The album Rhthm (MONOTYPE RECORDS mono083) by Polish combo T’ien Lai is a highly diverse set of music, where the duo of ?ukasz J?drzejczak and Kuba Ziolek attempt many styles, many modes and many methods to realise their ambitions. They certainly aren’t short of ideas for what direction to take next, and there’s a large collection of tools in their box of instruments and synthesizers. There’s the systems-y pseudo-composed ‘W D’, a half-hearted attempt to “do” Terry Riley. There’s ‘Piknik Nad Rzeka Ma’, whose beats and sampled speaking voice derived from a French girl barking out an obscure text seems to have warped over here from around 1985. ‘SMZS II’ is pure Kraftwerk-influenced sequencer malarkey. But the evil robotic-march vibes of ‘Monotronik’ (where they are joined by the percussionist Rafal Kolacki from HATI and cymbal player Miko?aj Zieli?ski) are effective, and may reflect the fact that at time of writing T’ien Lai now consider themselves a quartet. I also enjoyed the short but chaotic ‘FX6’ which opens the album with a beautiful and illogical firework of noise.
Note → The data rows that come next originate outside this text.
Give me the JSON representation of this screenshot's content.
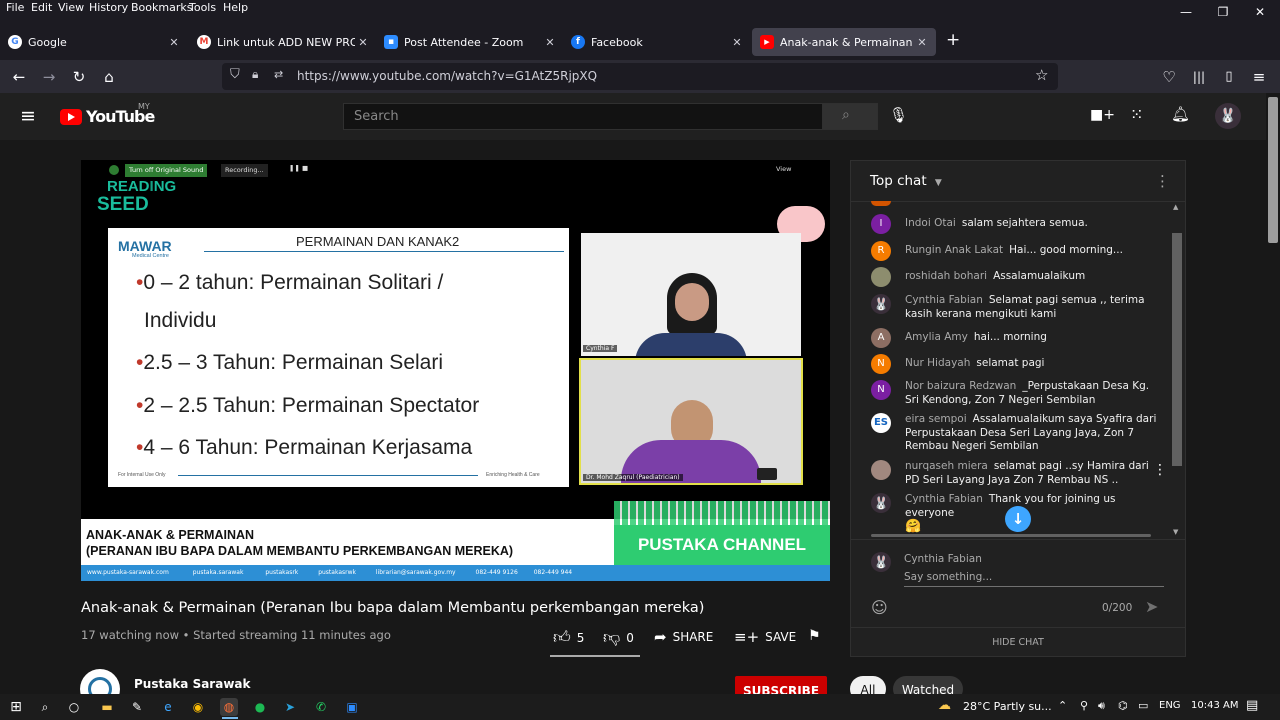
{
  "menu": [
    "File",
    "Edit",
    "View",
    "History",
    "Bookmarks",
    "Tools",
    "Help"
  ],
  "tabs": [
    {
      "label": "Google",
      "icon": "google-icon",
      "color": "#4285f4",
      "glyph": "G"
    },
    {
      "label": "Link untuk ADD NEW PROGRAM",
      "icon": "gmail-icon",
      "color": "#ea4335",
      "glyph": "M"
    },
    {
      "label": "Post Attendee - Zoom",
      "icon": "zoom-icon",
      "color": "#2d8cff",
      "glyph": "▪"
    },
    {
      "label": "Facebook",
      "icon": "facebook-icon",
      "color": "#1877f2",
      "glyph": "f"
    },
    {
      "label": "Anak-anak & Permainan (Perana",
      "icon": "youtube-icon",
      "color": "#ff0000",
      "glyph": "▶"
    }
  ],
  "new_tab": "+",
  "url": "https://www.youtube.com/watch?v=G1AtZ5RjpXQ",
  "yt": {
    "logo": "YouTube",
    "region": "MY",
    "search_placeholder": "Search"
  },
  "video": {
    "top_buttons": {
      "original_sound": "Turn off Original Sound",
      "recording": "Recording...",
      "view": "View"
    },
    "reading_logo": "READING SEED",
    "slide": {
      "logo": "MAWAR",
      "logo_sub": "Medical Centre",
      "title": "PERMAINAN DAN KANAK2",
      "bullets": [
        "0 – 2 tahun: Permainan Solitari /",
        "Individu",
        "2.5 – 3 Tahun: Permainan Selari",
        "2 – 2.5 Tahun: Permainan Spectator",
        "4 – 6 Tahun: Permainan Kerjasama"
      ],
      "footer_left": "For Internal Use Only",
      "footer_right": "Enriching Health & Care"
    },
    "participants": [
      {
        "name": "Cynthia F"
      },
      {
        "name": "Dr. Mohd Zaqrul (Paediatrician)"
      }
    ],
    "caption": {
      "line1": "ANAK-ANAK & PERMAINAN",
      "line2": "(PERANAN IBU BAPA DALAM  MEMBANTU PERKEMBANGAN MEREKA)",
      "channel": "PUSTAKA CHANNEL",
      "contacts": [
        "www.pustaka-sarawak.com",
        "pustaka.sarawak",
        "pustakasrk",
        "pustakasrwk",
        "librarian@sarawak.gov.my",
        "082-449 9126",
        "082-449 944"
      ]
    }
  },
  "info": {
    "title": "Anak-anak & Permainan (Peranan Ibu bapa dalam Membantu perkembangan mereka)",
    "meta": "17 watching now • Started streaming 11 minutes ago",
    "likes": "5",
    "dislikes": "0",
    "share": "SHARE",
    "save": "SAVE"
  },
  "channel": {
    "name": "Pustaka Sarawak",
    "subscribe": "SUBSCRIBE"
  },
  "chips": [
    "All",
    "Watched"
  ],
  "chat": {
    "header": "Top chat",
    "messages": [
      {
        "author": "Indoi Otai",
        "text": "salam sejahtera semua.",
        "initial": "I",
        "color": "#7b1fa2"
      },
      {
        "author": "Rungin Anak Lakat",
        "text": "Hai... good morning...",
        "initial": "R",
        "color": "#f57c00"
      },
      {
        "author": "roshidah bohari",
        "text": "Assalamualaikum",
        "initial": "",
        "color": "#8d8d6e"
      },
      {
        "author": "Cynthia Fabian",
        "text": "Selamat pagi semua ,, terima kasih kerana mengikuti kami",
        "initial": "",
        "color": "#3a2f3a"
      },
      {
        "author": "Amylia Amy",
        "text": "hai... morning",
        "initial": "A",
        "color": "#8d6e63"
      },
      {
        "author": "Nur Hidayah",
        "text": "selamat pagi",
        "initial": "N",
        "color": "#f57c00"
      },
      {
        "author": "Nor baizura Redzwan",
        "text": "_Perpustakaan Desa Kg. Sri Kendong, Zon 7 Negeri Sembilan",
        "initial": "N",
        "color": "#7b1fa2"
      },
      {
        "author": "eira sempoi",
        "text": "Assalamualaikum saya Syafira dari Perpustakaan Desa Seri Layang Jaya, Zon 7 Rembau Negeri Sembilan",
        "initial": "ES",
        "color": "#ffffff"
      },
      {
        "author": "nurqaseh miera",
        "text": "selamat pagi ..sy Hamira dari PD Seri Layang Jaya Zon 7 Rembau NS ..",
        "initial": "",
        "color": "#a1887f"
      },
      {
        "author": "Cynthia Fabian",
        "text": "Thank you for joining us everyone",
        "initial": "",
        "color": "#3a2f3a"
      }
    ],
    "emoji": "🤗",
    "input_author": "Cynthia Fabian",
    "input_placeholder": "Say something...",
    "counter": "0/200",
    "hide": "HIDE CHAT"
  },
  "taskbar": {
    "weather": "28°C  Partly su...",
    "lang": "ENG",
    "time": "10:43 AM"
  }
}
The rest of the set shows them veering around – beats, ambient, melodic tunes…anything they can do to “experiment” with instruments, computers, and the studio, yet there’s always this lazy back-pedalling into conventional sounds and arrangements which blunts the “alternative” edge they wish to project. No denying the instrumental skills of this pair, nor the impressive assurance with which they set about their tasks, and the textural density of these outputs is evidence of much hard labour by Kuba Ziolek at the mixing and production end. Rhthm just feels like they’re trying to say too much in a short space.
This is their second album for the label; their more intriguing and esoteric Da’at was noted by Pescott, and the pair have a declared interest in Jewish mysticism. The release is packaged in a triple-gatefold digipak with a restrained geometric device on the front, and a garish psychedelic collage visual horror on the inside. Plus there’s a Herbert Marcuse quotation printed on the inside. From 21 June 2016.